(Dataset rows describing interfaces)

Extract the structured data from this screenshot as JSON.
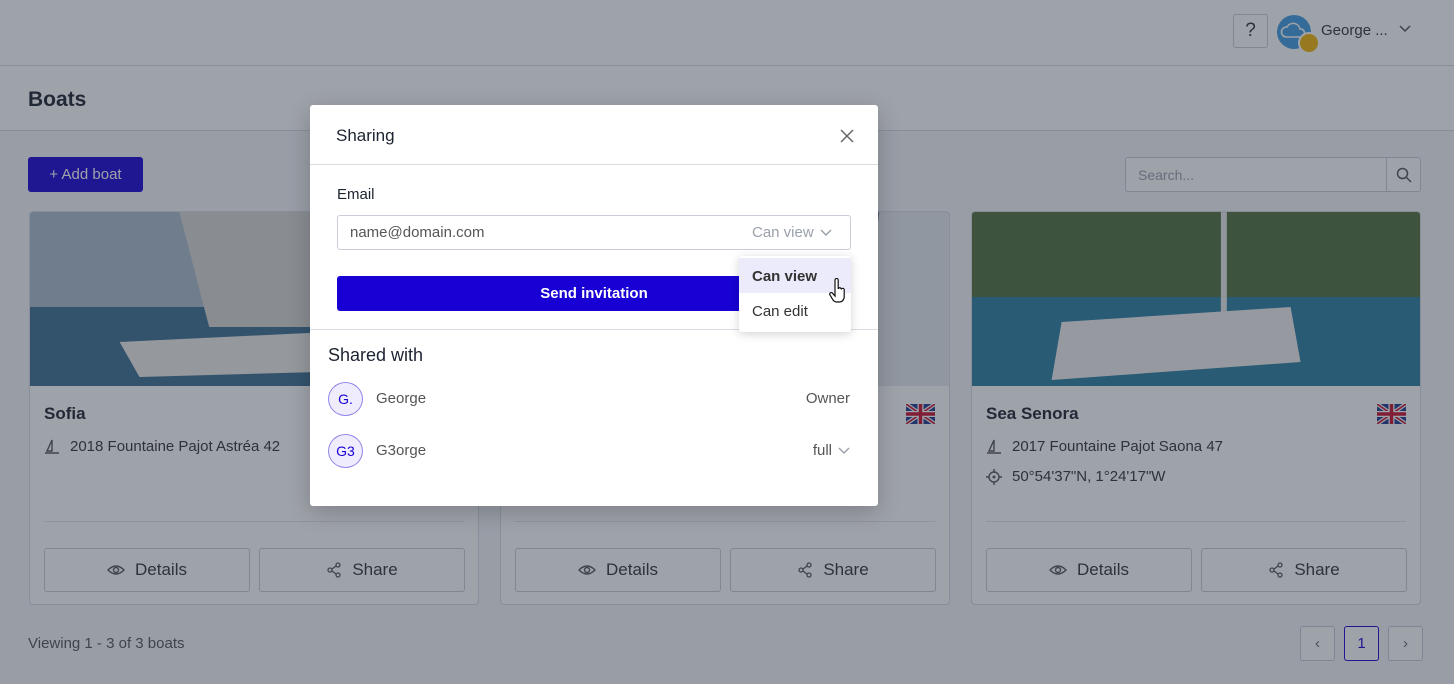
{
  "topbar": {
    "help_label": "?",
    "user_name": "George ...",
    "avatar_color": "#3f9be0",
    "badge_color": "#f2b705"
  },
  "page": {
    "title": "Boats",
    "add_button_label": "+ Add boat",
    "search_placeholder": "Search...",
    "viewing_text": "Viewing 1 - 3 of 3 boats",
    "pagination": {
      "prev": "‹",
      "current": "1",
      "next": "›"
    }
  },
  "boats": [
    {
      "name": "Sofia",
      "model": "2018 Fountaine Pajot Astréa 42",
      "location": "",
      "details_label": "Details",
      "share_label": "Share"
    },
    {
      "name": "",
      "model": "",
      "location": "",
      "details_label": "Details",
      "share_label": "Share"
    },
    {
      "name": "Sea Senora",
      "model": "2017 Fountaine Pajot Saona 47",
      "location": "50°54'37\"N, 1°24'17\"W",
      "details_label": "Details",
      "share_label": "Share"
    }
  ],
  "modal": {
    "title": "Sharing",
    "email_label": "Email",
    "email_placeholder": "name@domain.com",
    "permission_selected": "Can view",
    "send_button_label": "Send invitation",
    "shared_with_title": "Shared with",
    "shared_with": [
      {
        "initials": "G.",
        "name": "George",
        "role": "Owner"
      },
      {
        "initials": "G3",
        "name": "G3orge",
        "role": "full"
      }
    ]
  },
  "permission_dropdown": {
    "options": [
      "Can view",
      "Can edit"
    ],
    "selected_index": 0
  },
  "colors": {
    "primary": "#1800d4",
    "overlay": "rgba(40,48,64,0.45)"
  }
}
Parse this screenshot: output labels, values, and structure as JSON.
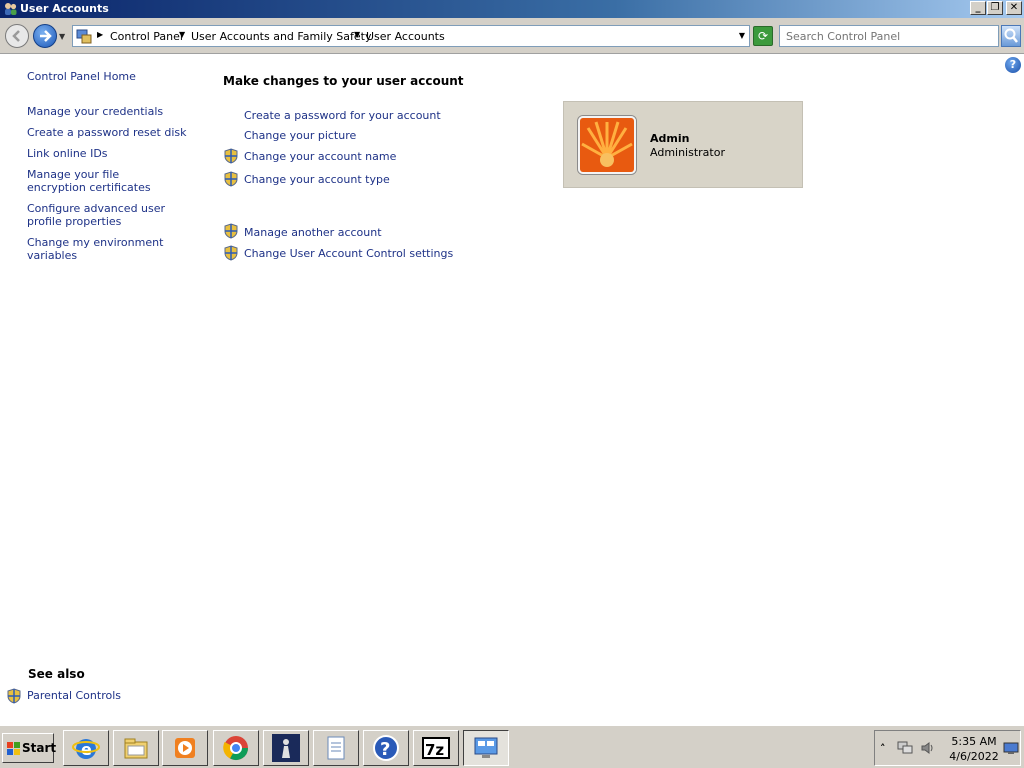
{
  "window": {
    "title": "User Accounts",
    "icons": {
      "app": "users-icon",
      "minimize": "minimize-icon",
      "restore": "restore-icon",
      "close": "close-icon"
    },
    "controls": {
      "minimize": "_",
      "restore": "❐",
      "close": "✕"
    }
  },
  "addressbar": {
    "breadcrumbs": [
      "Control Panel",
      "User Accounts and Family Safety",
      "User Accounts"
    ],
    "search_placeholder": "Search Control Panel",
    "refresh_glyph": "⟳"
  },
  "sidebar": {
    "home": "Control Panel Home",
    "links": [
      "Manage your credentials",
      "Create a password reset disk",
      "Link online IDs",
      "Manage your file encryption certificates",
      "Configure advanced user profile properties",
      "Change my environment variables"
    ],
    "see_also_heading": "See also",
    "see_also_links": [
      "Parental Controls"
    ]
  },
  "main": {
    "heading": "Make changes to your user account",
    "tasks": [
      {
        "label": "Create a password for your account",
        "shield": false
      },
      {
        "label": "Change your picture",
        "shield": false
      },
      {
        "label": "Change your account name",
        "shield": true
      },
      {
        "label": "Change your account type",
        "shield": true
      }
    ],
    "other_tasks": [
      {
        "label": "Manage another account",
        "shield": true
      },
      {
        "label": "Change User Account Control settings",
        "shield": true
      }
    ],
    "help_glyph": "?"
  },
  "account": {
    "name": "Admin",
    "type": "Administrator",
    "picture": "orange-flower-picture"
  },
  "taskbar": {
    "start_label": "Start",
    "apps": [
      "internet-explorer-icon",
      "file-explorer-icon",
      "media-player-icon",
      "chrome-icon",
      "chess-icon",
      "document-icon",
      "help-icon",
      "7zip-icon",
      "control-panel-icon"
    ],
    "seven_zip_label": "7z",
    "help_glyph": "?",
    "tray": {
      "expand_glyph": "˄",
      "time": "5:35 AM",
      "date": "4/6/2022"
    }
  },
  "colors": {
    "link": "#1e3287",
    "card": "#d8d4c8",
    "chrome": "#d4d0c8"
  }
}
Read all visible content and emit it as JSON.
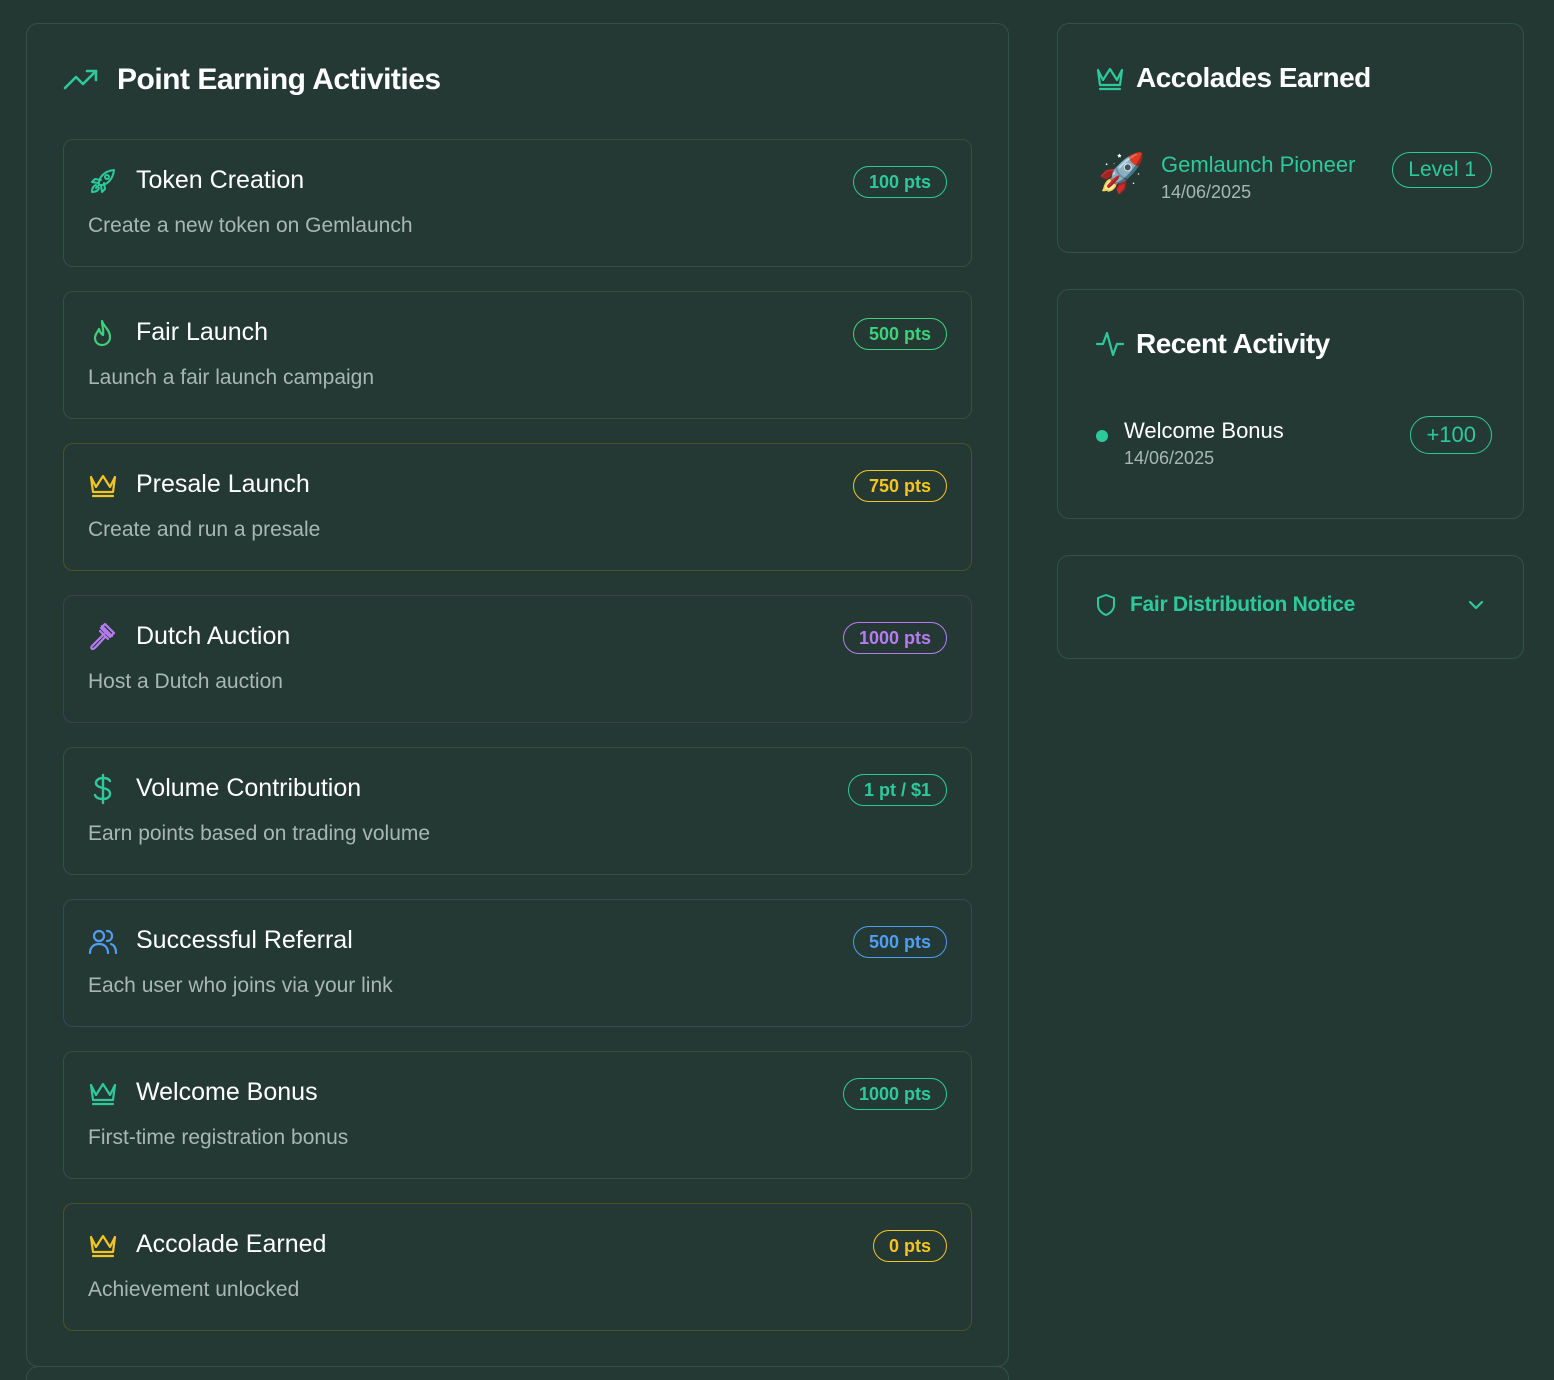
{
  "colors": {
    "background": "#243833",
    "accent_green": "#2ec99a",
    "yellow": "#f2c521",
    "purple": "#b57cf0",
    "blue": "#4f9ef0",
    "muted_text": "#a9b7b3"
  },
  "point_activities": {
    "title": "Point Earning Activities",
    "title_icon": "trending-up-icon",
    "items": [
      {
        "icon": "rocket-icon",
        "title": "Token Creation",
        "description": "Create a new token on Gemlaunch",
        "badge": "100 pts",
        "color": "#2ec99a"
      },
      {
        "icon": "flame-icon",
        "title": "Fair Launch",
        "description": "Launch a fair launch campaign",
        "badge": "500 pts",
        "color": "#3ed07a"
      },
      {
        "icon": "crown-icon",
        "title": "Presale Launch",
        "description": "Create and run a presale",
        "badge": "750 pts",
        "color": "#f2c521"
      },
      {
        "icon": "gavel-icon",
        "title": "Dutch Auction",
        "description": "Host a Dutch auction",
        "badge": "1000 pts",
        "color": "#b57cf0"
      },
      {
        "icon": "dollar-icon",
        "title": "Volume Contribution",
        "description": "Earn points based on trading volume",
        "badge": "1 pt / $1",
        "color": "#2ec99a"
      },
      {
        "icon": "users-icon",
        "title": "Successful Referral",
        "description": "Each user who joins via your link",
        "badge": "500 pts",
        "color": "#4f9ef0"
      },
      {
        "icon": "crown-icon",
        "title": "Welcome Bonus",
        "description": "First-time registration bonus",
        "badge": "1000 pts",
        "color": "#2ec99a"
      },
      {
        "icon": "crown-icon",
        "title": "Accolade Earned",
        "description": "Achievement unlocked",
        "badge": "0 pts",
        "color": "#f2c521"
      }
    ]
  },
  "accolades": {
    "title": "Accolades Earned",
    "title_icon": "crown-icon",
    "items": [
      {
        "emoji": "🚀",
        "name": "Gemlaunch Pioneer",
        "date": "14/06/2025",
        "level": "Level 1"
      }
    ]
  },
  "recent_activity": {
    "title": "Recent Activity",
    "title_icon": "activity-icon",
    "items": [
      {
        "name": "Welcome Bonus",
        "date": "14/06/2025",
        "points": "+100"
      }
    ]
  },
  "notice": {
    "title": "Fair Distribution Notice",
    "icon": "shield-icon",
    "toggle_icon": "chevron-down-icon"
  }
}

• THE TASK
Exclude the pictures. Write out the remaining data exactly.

• OUTPUT BELOW
Extract the structured data from this screenshot as JSON.
{
  "topbar": {
    "help_label": "?",
    "user_name": "George ...",
    "avatar_color": "#3f9be0",
    "badge_color": "#f2b705"
  },
  "page": {
    "title": "Boats",
    "add_button_label": "+ Add boat",
    "search_placeholder": "Search...",
    "viewing_text": "Viewing 1 - 3 of 3 boats",
    "pagination": {
      "prev": "‹",
      "current": "1",
      "next": "›"
    }
  },
  "boats": [
    {
      "name": "Sofia",
      "model": "2018 Fountaine Pajot Astréa 42",
      "location": "",
      "details_label": "Details",
      "share_label": "Share"
    },
    {
      "name": "",
      "model": "",
      "location": "",
      "details_label": "Details",
      "share_label": "Share"
    },
    {
      "name": "Sea Senora",
      "model": "2017 Fountaine Pajot Saona 47",
      "location": "50°54'37\"N, 1°24'17\"W",
      "details_label": "Details",
      "share_label": "Share"
    }
  ],
  "modal": {
    "title": "Sharing",
    "email_label": "Email",
    "email_placeholder": "name@domain.com",
    "permission_selected": "Can view",
    "send_button_label": "Send invitation",
    "shared_with_title": "Shared with",
    "shared_with": [
      {
        "initials": "G.",
        "name": "George",
        "role": "Owner"
      },
      {
        "initials": "G3",
        "name": "G3orge",
        "role": "full"
      }
    ]
  },
  "permission_dropdown": {
    "options": [
      "Can view",
      "Can edit"
    ],
    "selected_index": 0
  },
  "colors": {
    "primary": "#1800d4",
    "overlay": "rgba(40,48,64,0.45)"
  }
}
Parse this screenshot: output labels, values, and structure as JSON.
{
  "window": {
    "title": "User Accounts",
    "icons": {
      "app": "users-icon",
      "minimize": "minimize-icon",
      "restore": "restore-icon",
      "close": "close-icon"
    },
    "controls": {
      "minimize": "_",
      "restore": "❐",
      "close": "✕"
    }
  },
  "addressbar": {
    "breadcrumbs": [
      "Control Panel",
      "User Accounts and Family Safety",
      "User Accounts"
    ],
    "search_placeholder": "Search Control Panel",
    "refresh_glyph": "⟳"
  },
  "sidebar": {
    "home": "Control Panel Home",
    "links": [
      "Manage your credentials",
      "Create a password reset disk",
      "Link online IDs",
      "Manage your file encryption certificates",
      "Configure advanced user profile properties",
      "Change my environment variables"
    ],
    "see_also_heading": "See also",
    "see_also_links": [
      "Parental Controls"
    ]
  },
  "main": {
    "heading": "Make changes to your user account",
    "tasks": [
      {
        "label": "Create a password for your account",
        "shield": false
      },
      {
        "label": "Change your picture",
        "shield": false
      },
      {
        "label": "Change your account name",
        "shield": true
      },
      {
        "label": "Change your account type",
        "shield": true
      }
    ],
    "other_tasks": [
      {
        "label": "Manage another account",
        "shield": true
      },
      {
        "label": "Change User Account Control settings",
        "shield": true
      }
    ],
    "help_glyph": "?"
  },
  "account": {
    "name": "Admin",
    "type": "Administrator",
    "picture": "orange-flower-picture"
  },
  "taskbar": {
    "start_label": "Start",
    "apps": [
      "internet-explorer-icon",
      "file-explorer-icon",
      "media-player-icon",
      "chrome-icon",
      "chess-icon",
      "document-icon",
      "help-icon",
      "7zip-icon",
      "control-panel-icon"
    ],
    "seven_zip_label": "7z",
    "help_glyph": "?",
    "tray": {
      "expand_glyph": "˄",
      "time": "5:35 AM",
      "date": "4/6/2022"
    }
  },
  "colors": {
    "link": "#1e3287",
    "card": "#d8d4c8",
    "chrome": "#d4d0c8"
  }
}
Read all visible content and emit it as JSON.
{
  "colors": {
    "background": "#243833",
    "accent_green": "#2ec99a",
    "yellow": "#f2c521",
    "purple": "#b57cf0",
    "blue": "#4f9ef0",
    "muted_text": "#a9b7b3"
  },
  "point_activities": {
    "title": "Point Earning Activities",
    "title_icon": "trending-up-icon",
    "items": [
      {
        "icon": "rocket-icon",
        "title": "Token Creation",
        "description": "Create a new token on Gemlaunch",
        "badge": "100 pts",
        "color": "#2ec99a"
      },
      {
        "icon": "flame-icon",
        "title": "Fair Launch",
        "description": "Launch a fair launch campaign",
        "badge": "500 pts",
        "color": "#3ed07a"
      },
      {
        "icon": "crown-icon",
        "title": "Presale Launch",
        "description": "Create and run a presale",
        "badge": "750 pts",
        "color": "#f2c521"
      },
      {
        "icon": "gavel-icon",
        "title": "Dutch Auction",
        "description": "Host a Dutch auction",
        "badge": "1000 pts",
        "color": "#b57cf0"
      },
      {
        "icon": "dollar-icon",
        "title": "Volume Contribution",
        "description": "Earn points based on trading volume",
        "badge": "1 pt / $1",
        "color": "#2ec99a"
      },
      {
        "icon": "users-icon",
        "title": "Successful Referral",
        "description": "Each user who joins via your link",
        "badge": "500 pts",
        "color": "#4f9ef0"
      },
      {
        "icon": "crown-icon",
        "title": "Welcome Bonus",
        "description": "First-time registration bonus",
        "badge": "1000 pts",
        "color": "#2ec99a"
      },
      {
        "icon": "crown-icon",
        "title": "Accolade Earned",
        "description": "Achievement unlocked",
        "badge": "0 pts",
        "color": "#f2c521"
      }
    ]
  },
  "accolades": {
    "title": "Accolades Earned",
    "title_icon": "crown-icon",
    "items": [
      {
        "emoji": "🚀",
        "name": "Gemlaunch Pioneer",
        "date": "14/06/2025",
        "level": "Level 1"
      }
    ]
  },
  "recent_activity": {
    "title": "Recent Activity",
    "title_icon": "activity-icon",
    "items": [
      {
        "name": "Welcome Bonus",
        "date": "14/06/2025",
        "points": "+100"
      }
    ]
  },
  "notice": {
    "title": "Fair Distribution Notice",
    "icon": "shield-icon",
    "toggle_icon": "chevron-down-icon"
  }
}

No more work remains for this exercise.